What number of lines in the entries hold the string "JSON"? Answer with it alone.
TASK INPUTS Start Marker
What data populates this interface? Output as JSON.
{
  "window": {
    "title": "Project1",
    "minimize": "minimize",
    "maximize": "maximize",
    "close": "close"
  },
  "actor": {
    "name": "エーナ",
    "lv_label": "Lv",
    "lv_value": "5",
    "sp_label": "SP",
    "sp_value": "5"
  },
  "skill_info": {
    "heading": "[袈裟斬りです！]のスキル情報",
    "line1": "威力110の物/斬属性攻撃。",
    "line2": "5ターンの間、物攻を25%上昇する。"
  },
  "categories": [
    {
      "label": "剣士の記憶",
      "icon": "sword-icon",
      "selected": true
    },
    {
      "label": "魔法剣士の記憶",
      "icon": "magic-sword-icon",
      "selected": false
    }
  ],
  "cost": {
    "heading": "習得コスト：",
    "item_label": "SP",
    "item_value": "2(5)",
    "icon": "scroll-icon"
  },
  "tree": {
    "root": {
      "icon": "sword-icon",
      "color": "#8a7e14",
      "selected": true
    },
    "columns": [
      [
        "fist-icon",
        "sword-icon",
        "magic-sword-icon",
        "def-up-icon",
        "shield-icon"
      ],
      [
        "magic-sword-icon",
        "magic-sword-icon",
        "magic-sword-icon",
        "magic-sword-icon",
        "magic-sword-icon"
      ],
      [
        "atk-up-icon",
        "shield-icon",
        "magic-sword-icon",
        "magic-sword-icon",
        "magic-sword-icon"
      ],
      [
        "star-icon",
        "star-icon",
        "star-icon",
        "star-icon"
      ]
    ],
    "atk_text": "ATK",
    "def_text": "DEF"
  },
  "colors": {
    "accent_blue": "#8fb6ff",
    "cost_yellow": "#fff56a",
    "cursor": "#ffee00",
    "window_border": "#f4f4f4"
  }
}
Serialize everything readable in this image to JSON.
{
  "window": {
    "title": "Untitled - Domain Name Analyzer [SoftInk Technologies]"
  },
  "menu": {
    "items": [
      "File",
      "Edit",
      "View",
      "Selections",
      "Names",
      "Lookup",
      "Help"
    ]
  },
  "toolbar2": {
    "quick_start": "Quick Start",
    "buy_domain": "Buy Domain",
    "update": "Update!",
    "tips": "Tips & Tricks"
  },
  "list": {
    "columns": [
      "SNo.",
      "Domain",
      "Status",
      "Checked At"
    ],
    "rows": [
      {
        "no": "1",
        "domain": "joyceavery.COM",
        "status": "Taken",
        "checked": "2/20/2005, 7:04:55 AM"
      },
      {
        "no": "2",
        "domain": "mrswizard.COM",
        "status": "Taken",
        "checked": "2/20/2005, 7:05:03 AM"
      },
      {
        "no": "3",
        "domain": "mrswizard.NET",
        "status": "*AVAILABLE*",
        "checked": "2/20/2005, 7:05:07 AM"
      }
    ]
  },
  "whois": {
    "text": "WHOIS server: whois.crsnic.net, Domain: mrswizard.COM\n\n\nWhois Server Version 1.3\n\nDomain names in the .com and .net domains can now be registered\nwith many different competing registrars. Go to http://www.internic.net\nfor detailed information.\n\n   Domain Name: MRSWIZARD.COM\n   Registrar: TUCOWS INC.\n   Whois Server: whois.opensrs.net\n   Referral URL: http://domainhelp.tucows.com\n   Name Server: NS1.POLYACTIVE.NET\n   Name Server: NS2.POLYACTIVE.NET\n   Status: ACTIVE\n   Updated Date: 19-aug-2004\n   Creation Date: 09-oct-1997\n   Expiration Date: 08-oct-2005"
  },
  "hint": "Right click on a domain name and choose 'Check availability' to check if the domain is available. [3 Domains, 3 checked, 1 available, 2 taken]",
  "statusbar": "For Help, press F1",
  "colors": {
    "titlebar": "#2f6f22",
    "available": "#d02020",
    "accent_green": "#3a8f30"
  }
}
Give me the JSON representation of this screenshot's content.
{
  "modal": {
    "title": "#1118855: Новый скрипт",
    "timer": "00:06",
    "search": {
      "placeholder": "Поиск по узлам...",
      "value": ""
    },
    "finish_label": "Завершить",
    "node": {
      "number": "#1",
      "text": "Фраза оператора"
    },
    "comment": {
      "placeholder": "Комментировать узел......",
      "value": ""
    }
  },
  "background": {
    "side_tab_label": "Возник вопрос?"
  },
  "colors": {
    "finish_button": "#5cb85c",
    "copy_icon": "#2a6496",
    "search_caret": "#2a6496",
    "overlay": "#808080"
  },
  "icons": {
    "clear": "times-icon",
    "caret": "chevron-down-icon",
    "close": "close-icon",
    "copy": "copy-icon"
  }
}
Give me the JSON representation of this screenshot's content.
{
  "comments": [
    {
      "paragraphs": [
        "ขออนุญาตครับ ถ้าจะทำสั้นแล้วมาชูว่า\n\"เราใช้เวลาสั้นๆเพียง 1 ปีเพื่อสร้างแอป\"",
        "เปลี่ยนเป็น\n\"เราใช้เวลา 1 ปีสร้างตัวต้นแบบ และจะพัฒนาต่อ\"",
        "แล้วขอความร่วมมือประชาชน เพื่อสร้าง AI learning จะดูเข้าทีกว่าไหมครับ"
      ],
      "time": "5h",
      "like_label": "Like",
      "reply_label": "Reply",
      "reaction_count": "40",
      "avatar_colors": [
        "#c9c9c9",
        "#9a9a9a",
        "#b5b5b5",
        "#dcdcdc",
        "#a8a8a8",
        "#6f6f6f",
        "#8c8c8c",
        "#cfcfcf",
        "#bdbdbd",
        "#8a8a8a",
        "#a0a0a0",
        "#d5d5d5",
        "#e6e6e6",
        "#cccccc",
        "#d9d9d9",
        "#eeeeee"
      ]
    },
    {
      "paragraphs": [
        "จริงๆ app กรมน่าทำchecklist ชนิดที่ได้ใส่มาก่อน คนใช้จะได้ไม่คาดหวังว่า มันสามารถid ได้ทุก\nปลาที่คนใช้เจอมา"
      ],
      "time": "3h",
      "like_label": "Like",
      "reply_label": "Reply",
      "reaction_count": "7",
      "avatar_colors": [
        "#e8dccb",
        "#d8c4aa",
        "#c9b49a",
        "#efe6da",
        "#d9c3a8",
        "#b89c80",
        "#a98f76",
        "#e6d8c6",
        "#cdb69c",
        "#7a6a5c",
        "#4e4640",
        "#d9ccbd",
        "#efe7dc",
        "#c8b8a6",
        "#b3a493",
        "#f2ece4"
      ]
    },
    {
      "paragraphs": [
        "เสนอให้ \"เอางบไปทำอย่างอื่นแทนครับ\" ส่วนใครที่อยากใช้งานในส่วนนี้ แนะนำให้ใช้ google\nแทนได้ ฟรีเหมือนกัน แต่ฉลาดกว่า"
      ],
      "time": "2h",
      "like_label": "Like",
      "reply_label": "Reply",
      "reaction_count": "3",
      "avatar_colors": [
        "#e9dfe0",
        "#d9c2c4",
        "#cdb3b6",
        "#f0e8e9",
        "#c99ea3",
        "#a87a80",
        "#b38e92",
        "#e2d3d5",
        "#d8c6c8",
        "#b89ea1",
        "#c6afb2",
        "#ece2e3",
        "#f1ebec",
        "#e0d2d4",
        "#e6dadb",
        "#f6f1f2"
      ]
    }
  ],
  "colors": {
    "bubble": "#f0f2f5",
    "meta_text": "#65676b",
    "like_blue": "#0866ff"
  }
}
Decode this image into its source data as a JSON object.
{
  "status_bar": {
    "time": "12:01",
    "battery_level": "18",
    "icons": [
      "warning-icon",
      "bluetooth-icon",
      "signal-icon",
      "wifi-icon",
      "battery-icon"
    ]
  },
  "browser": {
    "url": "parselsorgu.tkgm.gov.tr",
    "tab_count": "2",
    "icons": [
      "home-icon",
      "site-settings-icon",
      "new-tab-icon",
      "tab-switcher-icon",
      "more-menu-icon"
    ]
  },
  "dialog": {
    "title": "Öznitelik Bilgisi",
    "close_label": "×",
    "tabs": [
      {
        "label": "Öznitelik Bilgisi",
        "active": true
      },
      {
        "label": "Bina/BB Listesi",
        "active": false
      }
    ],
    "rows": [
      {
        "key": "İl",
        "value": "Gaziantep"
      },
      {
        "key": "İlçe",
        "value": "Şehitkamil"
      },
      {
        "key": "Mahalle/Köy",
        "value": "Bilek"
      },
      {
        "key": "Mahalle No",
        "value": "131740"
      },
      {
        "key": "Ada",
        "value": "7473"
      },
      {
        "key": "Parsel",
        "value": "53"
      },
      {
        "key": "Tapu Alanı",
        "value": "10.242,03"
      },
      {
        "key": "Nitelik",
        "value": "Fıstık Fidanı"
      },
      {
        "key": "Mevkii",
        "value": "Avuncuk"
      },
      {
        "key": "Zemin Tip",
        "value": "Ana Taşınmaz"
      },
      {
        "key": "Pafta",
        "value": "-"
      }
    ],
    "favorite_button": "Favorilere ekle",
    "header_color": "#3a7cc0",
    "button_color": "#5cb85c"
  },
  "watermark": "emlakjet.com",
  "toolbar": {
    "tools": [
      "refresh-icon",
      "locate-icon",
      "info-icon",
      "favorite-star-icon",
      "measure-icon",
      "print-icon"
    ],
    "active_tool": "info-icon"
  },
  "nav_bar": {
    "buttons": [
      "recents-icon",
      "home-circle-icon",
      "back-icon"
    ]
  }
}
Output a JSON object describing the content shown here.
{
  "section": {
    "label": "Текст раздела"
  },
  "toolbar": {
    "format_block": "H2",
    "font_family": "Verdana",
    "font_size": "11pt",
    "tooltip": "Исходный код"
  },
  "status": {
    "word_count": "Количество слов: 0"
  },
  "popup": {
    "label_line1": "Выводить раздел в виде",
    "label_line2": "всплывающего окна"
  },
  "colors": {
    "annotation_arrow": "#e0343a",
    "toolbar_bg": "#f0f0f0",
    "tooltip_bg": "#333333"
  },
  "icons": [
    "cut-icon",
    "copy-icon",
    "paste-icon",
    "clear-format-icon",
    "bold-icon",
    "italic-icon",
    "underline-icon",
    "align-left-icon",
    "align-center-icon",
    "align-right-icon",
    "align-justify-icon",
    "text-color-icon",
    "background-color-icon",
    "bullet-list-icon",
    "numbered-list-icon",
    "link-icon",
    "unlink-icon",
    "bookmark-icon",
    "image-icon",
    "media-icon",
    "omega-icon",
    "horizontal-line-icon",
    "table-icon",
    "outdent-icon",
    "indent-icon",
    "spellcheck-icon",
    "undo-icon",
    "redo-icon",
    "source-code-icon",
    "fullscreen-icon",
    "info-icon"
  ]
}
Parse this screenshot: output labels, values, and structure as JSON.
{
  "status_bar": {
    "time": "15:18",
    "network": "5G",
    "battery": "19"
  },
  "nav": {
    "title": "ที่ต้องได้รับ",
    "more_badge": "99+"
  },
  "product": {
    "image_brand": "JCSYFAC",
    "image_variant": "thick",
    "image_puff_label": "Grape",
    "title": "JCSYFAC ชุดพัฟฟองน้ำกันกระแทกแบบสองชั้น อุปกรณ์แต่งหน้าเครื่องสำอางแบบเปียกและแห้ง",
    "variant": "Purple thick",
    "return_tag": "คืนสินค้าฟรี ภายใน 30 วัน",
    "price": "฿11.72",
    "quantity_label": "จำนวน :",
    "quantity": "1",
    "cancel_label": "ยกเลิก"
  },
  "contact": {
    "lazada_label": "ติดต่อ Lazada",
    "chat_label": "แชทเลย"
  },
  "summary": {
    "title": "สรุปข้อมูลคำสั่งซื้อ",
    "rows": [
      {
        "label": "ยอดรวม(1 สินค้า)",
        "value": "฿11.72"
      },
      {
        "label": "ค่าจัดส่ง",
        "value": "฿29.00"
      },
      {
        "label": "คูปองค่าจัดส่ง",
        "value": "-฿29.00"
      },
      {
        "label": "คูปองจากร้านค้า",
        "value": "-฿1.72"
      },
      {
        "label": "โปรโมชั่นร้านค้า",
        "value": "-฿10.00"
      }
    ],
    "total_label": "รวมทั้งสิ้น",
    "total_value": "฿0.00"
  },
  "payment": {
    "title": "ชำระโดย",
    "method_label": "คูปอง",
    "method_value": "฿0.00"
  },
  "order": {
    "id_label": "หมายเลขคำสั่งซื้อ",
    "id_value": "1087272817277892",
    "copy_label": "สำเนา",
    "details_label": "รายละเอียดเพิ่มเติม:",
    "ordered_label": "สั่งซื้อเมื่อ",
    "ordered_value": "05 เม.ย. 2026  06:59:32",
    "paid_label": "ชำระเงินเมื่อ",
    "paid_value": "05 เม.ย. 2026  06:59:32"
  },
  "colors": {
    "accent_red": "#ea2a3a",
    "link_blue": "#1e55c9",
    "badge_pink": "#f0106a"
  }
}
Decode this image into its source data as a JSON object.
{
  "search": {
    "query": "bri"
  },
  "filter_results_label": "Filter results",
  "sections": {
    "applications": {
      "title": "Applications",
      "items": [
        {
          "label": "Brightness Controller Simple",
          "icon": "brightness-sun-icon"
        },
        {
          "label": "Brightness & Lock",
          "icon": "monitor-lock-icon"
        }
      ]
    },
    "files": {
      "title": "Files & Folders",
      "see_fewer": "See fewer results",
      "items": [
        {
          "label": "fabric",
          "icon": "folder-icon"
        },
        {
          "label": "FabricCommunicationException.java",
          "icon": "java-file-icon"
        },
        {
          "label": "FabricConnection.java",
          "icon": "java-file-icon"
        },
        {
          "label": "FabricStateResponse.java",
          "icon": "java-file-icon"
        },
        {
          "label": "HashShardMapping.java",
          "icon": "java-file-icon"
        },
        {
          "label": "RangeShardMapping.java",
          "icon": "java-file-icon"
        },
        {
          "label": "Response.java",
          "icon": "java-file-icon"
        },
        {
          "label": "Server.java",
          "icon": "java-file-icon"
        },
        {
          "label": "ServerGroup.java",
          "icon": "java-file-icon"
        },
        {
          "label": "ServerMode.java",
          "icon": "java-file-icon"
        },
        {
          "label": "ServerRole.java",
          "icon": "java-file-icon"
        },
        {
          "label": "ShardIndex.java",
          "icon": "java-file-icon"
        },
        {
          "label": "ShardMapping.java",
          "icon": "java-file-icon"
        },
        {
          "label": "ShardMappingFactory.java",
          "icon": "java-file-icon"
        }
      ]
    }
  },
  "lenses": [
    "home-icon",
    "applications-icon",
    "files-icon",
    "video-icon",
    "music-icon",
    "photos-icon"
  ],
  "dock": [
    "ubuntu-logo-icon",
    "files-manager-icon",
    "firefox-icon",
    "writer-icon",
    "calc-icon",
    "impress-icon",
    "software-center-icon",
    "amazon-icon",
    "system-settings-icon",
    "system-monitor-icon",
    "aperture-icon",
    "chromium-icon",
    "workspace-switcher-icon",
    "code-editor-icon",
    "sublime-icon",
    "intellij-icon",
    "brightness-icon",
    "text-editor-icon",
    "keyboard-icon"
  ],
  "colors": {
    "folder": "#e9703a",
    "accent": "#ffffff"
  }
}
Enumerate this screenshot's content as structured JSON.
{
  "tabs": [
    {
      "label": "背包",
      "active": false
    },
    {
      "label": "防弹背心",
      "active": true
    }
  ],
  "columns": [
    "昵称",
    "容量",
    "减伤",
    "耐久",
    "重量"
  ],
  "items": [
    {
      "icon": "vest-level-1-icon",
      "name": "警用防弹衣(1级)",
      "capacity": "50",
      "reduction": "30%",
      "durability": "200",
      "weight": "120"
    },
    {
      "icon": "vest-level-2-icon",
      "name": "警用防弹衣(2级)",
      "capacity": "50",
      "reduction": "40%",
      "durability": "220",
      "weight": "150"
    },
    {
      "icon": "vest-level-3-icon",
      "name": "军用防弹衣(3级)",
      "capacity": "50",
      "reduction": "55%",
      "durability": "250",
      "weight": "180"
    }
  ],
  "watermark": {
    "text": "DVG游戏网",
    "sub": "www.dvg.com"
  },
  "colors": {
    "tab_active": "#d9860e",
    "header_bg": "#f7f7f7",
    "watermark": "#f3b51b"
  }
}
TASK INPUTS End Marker
- [RESULT FOR THIS TASK]:
9